From Nursing Home to Green House: Changing Contexts of Elder Care in the United States
carework, aging, long-term care, elderly
This article tracks the changing roles of certified nursing assistants (CNAs) as they transition from a traditional nursing home setting to a “deinstitutionalized” care setting called the Green House. The Green House concept, developed by William Thomas, MD and based on the Eden Alternative paradigm, emphasizes autonomy, dignity, privacy, and reciprocal relationships between residents and staff. This qualitative work focuses on how CNAs (called “shabazim” in the Green House) negotiated the transition from traditional nursing home to the Green House model. Interview, focus group, and participant observation data before and after the transition to the Green Houses reveal that in the traditional nursing home environment, informants report that resident-CNA interactions tend to be rushed, detached, and adversarial, whereas in the Green House care environment, interdependency and stronger ties are promoted. Shabazim report diminished guilt and enhanced sense of empowerment in their new role.
Journal of Applied Gerontology
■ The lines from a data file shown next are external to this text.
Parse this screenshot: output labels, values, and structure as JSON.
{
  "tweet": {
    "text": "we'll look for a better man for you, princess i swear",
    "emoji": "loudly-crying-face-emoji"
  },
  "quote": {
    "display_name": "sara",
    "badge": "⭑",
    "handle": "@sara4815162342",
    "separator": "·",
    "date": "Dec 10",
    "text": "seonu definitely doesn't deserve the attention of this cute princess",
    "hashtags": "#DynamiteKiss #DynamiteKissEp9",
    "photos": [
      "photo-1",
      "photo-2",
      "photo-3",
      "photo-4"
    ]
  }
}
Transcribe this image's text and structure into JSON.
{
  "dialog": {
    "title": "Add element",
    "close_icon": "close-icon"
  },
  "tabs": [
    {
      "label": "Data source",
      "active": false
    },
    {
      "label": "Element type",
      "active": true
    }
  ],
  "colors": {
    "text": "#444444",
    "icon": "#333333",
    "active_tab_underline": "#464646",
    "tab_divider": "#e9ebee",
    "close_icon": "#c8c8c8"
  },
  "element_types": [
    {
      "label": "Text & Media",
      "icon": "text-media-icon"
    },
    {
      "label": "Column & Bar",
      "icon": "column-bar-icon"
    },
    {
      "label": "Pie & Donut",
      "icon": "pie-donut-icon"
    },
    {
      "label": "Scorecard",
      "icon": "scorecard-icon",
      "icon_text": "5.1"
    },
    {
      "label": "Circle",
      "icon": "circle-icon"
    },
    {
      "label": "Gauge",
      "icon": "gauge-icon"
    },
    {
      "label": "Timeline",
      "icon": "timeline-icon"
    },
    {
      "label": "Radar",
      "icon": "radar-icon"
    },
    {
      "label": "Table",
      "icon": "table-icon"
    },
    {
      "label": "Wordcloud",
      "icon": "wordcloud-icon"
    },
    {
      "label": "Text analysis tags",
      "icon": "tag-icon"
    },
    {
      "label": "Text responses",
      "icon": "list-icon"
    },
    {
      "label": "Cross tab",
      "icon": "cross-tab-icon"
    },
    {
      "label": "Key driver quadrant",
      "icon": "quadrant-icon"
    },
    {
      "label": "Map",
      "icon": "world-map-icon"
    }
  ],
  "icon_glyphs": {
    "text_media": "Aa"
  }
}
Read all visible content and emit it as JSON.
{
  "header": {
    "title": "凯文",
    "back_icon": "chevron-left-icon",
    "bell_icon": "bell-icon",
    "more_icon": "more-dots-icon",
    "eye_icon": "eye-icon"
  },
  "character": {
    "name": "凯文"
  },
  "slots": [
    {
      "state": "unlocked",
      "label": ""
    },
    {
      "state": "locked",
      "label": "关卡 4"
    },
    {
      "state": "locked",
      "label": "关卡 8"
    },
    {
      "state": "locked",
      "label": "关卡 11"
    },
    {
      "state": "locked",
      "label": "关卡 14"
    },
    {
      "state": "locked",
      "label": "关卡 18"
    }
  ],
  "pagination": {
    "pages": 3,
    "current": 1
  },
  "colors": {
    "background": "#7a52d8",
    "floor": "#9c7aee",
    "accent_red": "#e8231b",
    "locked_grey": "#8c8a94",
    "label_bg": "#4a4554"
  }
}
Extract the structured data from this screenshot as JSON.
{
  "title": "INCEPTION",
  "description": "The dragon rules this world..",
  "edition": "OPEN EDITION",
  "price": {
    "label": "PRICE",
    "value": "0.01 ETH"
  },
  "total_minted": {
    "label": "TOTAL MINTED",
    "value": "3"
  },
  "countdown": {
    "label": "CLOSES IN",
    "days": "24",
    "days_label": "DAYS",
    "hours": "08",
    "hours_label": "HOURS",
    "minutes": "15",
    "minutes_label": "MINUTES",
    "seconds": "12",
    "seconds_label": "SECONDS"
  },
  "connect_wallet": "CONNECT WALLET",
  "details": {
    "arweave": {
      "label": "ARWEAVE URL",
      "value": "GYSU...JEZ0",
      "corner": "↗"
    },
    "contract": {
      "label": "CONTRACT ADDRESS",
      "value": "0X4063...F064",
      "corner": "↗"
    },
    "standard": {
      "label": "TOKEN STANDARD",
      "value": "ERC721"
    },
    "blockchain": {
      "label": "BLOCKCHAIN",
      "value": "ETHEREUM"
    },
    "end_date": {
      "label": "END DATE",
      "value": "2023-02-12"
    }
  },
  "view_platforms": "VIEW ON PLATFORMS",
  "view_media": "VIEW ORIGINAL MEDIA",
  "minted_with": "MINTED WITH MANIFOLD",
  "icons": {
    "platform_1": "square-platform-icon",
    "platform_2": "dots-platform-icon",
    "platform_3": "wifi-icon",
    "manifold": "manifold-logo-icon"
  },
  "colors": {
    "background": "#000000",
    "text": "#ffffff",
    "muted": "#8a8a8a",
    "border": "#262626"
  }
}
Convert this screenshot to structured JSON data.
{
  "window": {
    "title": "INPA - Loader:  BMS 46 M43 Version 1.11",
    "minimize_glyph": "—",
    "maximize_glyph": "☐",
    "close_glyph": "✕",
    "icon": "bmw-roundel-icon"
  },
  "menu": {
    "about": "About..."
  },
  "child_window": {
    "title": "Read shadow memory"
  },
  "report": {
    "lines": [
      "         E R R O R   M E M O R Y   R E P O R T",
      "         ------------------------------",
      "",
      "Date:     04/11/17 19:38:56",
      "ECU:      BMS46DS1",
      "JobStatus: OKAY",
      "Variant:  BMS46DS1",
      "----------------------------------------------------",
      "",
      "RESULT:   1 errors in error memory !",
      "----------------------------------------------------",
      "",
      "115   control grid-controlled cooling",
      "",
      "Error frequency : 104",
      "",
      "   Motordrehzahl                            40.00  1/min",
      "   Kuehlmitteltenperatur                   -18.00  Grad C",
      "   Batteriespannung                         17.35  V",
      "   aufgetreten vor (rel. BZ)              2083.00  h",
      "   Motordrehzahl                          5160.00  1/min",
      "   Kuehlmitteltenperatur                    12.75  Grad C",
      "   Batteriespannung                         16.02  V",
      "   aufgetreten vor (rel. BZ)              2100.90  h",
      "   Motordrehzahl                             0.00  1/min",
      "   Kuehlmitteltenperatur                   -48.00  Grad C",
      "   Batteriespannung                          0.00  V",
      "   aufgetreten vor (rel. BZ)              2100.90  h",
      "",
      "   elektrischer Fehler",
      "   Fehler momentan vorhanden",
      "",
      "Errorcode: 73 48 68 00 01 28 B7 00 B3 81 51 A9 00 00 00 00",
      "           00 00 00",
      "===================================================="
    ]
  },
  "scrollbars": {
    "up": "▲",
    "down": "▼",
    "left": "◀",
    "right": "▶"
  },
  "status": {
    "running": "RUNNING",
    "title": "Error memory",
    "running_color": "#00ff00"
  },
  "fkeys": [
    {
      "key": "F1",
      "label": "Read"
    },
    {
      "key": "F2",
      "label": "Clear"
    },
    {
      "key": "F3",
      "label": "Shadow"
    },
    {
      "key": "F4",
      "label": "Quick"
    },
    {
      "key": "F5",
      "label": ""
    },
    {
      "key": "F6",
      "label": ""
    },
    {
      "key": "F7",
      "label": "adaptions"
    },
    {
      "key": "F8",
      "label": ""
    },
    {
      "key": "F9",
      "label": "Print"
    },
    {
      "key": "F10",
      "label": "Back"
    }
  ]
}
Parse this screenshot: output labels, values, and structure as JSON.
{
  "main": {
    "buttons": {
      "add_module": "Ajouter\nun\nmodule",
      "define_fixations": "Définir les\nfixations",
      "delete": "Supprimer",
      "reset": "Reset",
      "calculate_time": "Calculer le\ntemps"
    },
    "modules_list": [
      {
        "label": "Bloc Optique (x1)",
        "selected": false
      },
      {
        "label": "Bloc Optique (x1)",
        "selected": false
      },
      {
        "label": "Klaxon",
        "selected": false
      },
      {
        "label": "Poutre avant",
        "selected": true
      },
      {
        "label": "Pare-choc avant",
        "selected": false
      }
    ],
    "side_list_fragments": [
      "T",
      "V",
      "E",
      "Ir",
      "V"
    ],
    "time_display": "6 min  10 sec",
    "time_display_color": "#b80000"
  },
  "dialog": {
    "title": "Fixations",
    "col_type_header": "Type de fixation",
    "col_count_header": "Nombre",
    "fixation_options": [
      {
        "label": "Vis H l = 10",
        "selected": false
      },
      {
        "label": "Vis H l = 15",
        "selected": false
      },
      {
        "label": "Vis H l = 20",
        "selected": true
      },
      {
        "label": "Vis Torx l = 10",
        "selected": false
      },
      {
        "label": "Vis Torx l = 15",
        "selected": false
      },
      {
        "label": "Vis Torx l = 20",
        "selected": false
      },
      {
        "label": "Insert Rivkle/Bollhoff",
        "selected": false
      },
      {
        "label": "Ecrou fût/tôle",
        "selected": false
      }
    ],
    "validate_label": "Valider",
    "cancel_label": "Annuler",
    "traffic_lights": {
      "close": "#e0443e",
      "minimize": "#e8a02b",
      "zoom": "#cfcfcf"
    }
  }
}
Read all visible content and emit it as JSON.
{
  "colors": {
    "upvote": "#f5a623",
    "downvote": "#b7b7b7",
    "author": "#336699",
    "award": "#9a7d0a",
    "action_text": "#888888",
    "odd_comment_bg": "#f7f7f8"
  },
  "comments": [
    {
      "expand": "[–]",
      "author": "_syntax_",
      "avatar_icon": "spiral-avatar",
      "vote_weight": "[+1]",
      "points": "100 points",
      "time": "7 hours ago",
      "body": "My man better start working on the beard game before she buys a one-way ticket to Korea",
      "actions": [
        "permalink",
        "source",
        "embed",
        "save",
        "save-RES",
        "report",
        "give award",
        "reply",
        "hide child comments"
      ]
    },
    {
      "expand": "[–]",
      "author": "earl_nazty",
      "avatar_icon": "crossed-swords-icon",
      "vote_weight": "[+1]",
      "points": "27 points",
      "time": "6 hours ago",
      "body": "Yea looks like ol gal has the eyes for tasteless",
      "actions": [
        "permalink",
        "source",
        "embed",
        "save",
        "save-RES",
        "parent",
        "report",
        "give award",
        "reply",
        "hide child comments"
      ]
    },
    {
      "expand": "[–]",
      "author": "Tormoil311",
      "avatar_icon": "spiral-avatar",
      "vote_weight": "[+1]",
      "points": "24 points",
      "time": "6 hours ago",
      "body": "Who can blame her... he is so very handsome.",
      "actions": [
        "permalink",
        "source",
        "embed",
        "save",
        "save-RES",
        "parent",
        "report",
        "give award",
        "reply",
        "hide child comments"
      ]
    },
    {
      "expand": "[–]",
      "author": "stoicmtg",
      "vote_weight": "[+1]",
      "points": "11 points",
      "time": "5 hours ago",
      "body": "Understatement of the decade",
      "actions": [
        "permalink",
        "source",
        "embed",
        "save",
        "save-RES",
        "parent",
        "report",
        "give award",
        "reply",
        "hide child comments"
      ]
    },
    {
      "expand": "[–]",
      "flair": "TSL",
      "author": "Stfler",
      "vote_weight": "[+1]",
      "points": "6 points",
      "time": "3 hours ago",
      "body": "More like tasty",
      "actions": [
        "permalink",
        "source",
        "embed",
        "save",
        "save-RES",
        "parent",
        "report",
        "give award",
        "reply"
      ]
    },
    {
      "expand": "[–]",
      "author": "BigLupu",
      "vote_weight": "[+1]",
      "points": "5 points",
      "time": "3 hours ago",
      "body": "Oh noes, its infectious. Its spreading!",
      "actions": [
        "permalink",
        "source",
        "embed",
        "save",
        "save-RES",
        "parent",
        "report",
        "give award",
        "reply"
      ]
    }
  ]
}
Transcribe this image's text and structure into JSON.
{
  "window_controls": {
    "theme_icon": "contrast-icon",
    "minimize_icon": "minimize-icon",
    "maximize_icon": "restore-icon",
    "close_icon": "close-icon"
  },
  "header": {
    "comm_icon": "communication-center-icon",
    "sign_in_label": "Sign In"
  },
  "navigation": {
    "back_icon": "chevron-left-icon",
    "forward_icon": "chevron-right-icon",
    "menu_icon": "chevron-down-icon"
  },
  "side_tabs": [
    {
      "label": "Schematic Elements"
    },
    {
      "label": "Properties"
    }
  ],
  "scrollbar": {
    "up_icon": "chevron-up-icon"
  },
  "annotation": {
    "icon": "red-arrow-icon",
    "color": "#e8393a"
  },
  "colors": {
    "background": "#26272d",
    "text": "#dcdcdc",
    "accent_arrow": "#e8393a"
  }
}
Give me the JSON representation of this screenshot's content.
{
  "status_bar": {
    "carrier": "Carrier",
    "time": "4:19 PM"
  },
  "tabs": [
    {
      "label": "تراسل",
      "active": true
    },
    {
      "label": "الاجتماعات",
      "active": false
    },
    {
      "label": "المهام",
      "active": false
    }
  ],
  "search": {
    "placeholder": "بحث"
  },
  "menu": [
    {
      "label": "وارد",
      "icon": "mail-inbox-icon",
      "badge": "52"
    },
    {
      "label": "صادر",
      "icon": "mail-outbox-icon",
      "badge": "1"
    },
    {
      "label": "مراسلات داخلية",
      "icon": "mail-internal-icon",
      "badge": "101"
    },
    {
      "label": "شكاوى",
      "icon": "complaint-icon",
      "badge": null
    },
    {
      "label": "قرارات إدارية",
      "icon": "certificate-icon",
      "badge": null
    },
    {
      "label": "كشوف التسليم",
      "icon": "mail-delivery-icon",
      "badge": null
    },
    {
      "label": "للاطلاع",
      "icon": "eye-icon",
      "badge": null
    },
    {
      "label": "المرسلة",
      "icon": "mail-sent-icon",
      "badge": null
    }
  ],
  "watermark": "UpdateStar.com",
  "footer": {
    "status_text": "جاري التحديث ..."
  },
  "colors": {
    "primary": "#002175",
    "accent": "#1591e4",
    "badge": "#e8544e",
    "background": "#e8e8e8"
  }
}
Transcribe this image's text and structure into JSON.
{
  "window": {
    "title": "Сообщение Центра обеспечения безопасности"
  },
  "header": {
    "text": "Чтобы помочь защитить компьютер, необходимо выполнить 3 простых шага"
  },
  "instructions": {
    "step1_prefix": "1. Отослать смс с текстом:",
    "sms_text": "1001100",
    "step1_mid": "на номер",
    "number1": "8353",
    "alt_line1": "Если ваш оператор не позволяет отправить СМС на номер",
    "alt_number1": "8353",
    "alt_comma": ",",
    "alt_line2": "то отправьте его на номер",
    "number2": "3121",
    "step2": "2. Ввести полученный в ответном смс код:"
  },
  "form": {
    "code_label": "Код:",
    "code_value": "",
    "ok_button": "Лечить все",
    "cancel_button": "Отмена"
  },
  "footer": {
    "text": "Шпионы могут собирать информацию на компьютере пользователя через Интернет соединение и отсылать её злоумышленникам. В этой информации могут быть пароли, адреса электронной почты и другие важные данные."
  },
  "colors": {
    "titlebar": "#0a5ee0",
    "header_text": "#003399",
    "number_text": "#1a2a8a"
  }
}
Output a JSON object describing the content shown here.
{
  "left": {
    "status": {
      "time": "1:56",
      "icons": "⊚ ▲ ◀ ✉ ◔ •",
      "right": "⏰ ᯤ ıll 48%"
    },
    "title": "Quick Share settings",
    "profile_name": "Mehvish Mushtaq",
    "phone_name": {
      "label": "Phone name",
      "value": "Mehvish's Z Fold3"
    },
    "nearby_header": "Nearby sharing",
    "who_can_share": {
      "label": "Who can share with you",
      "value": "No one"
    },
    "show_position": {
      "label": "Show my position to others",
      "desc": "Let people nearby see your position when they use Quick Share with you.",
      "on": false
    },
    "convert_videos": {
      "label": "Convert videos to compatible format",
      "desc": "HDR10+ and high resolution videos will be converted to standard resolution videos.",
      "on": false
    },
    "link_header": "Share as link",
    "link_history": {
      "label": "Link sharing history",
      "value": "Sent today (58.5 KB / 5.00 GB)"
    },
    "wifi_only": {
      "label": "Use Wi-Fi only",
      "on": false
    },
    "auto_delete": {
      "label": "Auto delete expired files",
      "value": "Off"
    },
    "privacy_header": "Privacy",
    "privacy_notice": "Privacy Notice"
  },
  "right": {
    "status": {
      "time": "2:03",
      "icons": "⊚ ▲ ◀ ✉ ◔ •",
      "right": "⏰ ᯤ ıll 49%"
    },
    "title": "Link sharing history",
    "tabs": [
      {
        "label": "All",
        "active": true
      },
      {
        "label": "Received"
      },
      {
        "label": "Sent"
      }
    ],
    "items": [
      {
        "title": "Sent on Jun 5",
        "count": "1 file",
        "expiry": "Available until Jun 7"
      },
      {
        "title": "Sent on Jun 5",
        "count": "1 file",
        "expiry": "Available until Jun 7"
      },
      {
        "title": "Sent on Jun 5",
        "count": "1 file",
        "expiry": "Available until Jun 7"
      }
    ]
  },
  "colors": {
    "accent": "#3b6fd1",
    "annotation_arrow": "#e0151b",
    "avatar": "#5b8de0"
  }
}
Loe, Meika and Moore, Crystal Dea, "From Nursing Home to Green House: Changing Contexts of Elder Care in the United States" (2012). Social Work. 19.